**Provided records**
+-------+
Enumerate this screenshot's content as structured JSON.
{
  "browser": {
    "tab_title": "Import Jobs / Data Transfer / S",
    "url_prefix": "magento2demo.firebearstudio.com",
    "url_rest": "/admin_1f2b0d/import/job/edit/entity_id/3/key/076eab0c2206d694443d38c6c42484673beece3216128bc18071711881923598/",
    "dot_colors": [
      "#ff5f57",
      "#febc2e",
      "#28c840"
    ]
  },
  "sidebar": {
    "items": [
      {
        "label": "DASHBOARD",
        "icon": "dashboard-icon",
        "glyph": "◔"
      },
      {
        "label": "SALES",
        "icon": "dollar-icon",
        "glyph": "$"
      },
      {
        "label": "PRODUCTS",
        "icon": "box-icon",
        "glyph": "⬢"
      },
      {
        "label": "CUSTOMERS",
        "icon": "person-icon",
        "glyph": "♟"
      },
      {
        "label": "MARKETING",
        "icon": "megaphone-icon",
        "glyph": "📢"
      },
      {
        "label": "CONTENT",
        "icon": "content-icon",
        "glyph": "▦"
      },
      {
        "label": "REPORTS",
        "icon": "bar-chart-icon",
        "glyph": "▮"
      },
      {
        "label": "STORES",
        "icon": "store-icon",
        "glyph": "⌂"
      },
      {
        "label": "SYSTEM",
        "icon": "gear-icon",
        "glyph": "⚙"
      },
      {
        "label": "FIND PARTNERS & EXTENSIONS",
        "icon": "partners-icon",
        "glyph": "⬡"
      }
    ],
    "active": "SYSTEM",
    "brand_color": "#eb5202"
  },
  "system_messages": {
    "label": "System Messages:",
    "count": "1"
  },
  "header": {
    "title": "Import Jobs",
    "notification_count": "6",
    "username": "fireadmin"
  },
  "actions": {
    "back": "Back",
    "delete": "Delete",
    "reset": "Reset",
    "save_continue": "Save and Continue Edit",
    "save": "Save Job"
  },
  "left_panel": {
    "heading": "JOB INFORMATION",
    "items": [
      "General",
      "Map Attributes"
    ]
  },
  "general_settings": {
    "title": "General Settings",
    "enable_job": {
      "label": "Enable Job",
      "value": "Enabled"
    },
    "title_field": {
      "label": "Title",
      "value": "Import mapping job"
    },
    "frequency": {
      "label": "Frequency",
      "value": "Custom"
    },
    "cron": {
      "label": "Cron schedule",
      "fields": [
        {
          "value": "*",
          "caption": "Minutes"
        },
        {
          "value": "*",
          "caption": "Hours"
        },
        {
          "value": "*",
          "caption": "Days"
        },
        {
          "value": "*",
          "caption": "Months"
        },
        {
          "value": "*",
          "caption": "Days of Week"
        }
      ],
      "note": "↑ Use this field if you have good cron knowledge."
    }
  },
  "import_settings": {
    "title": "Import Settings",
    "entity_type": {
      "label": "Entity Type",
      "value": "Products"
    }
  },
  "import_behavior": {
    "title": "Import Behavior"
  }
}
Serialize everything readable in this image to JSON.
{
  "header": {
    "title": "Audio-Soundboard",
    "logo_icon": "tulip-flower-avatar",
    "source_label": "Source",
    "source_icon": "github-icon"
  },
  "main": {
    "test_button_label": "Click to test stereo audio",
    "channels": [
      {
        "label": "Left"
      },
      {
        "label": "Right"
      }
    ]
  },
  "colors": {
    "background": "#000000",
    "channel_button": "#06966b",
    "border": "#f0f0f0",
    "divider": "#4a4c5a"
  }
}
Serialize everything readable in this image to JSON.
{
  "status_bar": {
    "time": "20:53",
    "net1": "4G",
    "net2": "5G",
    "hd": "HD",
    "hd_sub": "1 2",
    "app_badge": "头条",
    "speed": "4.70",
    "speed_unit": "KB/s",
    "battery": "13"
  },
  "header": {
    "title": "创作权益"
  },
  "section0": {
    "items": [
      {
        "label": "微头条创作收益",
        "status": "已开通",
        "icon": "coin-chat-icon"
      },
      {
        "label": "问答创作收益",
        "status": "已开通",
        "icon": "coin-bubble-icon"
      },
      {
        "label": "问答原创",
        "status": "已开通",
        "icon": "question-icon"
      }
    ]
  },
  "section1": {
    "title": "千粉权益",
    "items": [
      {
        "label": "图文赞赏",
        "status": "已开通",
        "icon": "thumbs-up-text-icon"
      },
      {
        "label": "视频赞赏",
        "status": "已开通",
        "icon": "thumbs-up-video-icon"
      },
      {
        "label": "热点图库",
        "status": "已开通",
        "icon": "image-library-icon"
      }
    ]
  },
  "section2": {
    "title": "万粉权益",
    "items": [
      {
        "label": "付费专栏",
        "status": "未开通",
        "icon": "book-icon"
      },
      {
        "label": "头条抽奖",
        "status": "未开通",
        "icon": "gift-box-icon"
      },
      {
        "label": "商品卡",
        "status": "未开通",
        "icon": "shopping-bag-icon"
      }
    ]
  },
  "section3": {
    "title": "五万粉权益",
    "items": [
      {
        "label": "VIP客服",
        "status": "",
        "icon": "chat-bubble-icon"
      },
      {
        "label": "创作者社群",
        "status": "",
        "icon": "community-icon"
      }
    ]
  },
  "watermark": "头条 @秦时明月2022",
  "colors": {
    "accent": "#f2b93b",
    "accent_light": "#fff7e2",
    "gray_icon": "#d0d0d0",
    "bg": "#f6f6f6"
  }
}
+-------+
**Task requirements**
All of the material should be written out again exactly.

**Written solution**
Enumerate this screenshot's content as structured JSON.
{
  "browser": {
    "tab_title": "Import Jobs / Data Transfer / S",
    "url_prefix": "magento2demo.firebearstudio.com",
    "url_rest": "/admin_1f2b0d/import/job/edit/entity_id/3/key/076eab0c2206d694443d38c6c42484673beece3216128bc18071711881923598/",
    "dot_colors": [
      "#ff5f57",
      "#febc2e",
      "#28c840"
    ]
  },
  "sidebar": {
    "items": [
      {
        "label": "DASHBOARD",
        "icon": "dashboard-icon",
        "glyph": "◔"
      },
      {
        "label": "SALES",
        "icon": "dollar-icon",
        "glyph": "$"
      },
      {
        "label": "PRODUCTS",
        "icon": "box-icon",
        "glyph": "⬢"
      },
      {
        "label": "CUSTOMERS",
        "icon": "person-icon",
        "glyph": "♟"
      },
      {
        "label": "MARKETING",
        "icon": "megaphone-icon",
        "glyph": "📢"
      },
      {
        "label": "CONTENT",
        "icon": "content-icon",
        "glyph": "▦"
      },
      {
        "label": "REPORTS",
        "icon": "bar-chart-icon",
        "glyph": "▮"
      },
      {
        "label": "STORES",
        "icon": "store-icon",
        "glyph": "⌂"
      },
      {
        "label": "SYSTEM",
        "icon": "gear-icon",
        "glyph": "⚙"
      },
      {
        "label": "FIND PARTNERS & EXTENSIONS",
        "icon": "partners-icon",
        "glyph": "⬡"
      }
    ],
    "active": "SYSTEM",
    "brand_color": "#eb5202"
  },
  "system_messages": {
    "label": "System Messages:",
    "count": "1"
  },
  "header": {
    "title": "Import Jobs",
    "notification_count": "6",
    "username": "fireadmin"
  },
  "actions": {
    "back": "Back",
    "delete": "Delete",
    "reset": "Reset",
    "save_continue": "Save and Continue Edit",
    "save": "Save Job"
  },
  "left_panel": {
    "heading": "JOB INFORMATION",
    "items": [
      "General",
      "Map Attributes"
    ]
  },
  "general_settings": {
    "title": "General Settings",
    "enable_job": {
      "label": "Enable Job",
      "value": "Enabled"
    },
    "title_field": {
      "label": "Title",
      "value": "Import mapping job"
    },
    "frequency": {
      "label": "Frequency",
      "value": "Custom"
    },
    "cron": {
      "label": "Cron schedule",
      "fields": [
        {
          "value": "*",
          "caption": "Minutes"
        },
        {
          "value": "*",
          "caption": "Hours"
        },
        {
          "value": "*",
          "caption": "Days"
        },
        {
          "value": "*",
          "caption": "Months"
        },
        {
          "value": "*",
          "caption": "Days of Week"
        }
      ],
      "note": "↑ Use this field if you have good cron knowledge."
    }
  },
  "import_settings": {
    "title": "Import Settings",
    "entity_type": {
      "label": "Entity Type",
      "value": "Products"
    }
  },
  "import_behavior": {
    "title": "Import Behavior"
  }
}
Serialize everything readable in this image to JSON.
{
  "header": {
    "title": "Audio-Soundboard",
    "logo_icon": "tulip-flower-avatar",
    "source_label": "Source",
    "source_icon": "github-icon"
  },
  "main": {
    "test_button_label": "Click to test stereo audio",
    "channels": [
      {
        "label": "Left"
      },
      {
        "label": "Right"
      }
    ]
  },
  "colors": {
    "background": "#000000",
    "channel_button": "#06966b",
    "border": "#f0f0f0",
    "divider": "#4a4c5a"
  }
}
Serialize everything readable in this image to JSON.
{
  "status_bar": {
    "time": "20:53",
    "net1": "4G",
    "net2": "5G",
    "hd": "HD",
    "hd_sub": "1 2",
    "app_badge": "头条",
    "speed": "4.70",
    "speed_unit": "KB/s",
    "battery": "13"
  },
  "header": {
    "title": "创作权益"
  },
  "section0": {
    "items": [
      {
        "label": "微头条创作收益",
        "status": "已开通",
        "icon": "coin-chat-icon"
      },
      {
        "label": "问答创作收益",
        "status": "已开通",
        "icon": "coin-bubble-icon"
      },
      {
        "label": "问答原创",
        "status": "已开通",
        "icon": "question-icon"
      }
    ]
  },
  "section1": {
    "title": "千粉权益",
    "items": [
      {
        "label": "图文赞赏",
        "status": "已开通",
        "icon": "thumbs-up-text-icon"
      },
      {
        "label": "视频赞赏",
        "status": "已开通",
        "icon": "thumbs-up-video-icon"
      },
      {
        "label": "热点图库",
        "status": "已开通",
        "icon": "image-library-icon"
      }
    ]
  },
  "section2": {
    "title": "万粉权益",
    "items": [
      {
        "label": "付费专栏",
        "status": "未开通",
        "icon": "book-icon"
      },
      {
        "label": "头条抽奖",
        "status": "未开通",
        "icon": "gift-box-icon"
      },
      {
        "label": "商品卡",
        "status": "未开通",
        "icon": "shopping-bag-icon"
      }
    ]
  },
  "section3": {
    "title": "五万粉权益",
    "items": [
      {
        "label": "VIP客服",
        "status": "",
        "icon": "chat-bubble-icon"
      },
      {
        "label": "创作者社群",
        "status": "",
        "icon": "community-icon"
      }
    ]
  },
  "watermark": "头条 @秦时明月2022",
  "colors": {
    "accent": "#f2b93b",
    "accent_light": "#fff7e2",
    "gray_icon": "#d0d0d0",
    "bg": "#f6f6f6"
  }
}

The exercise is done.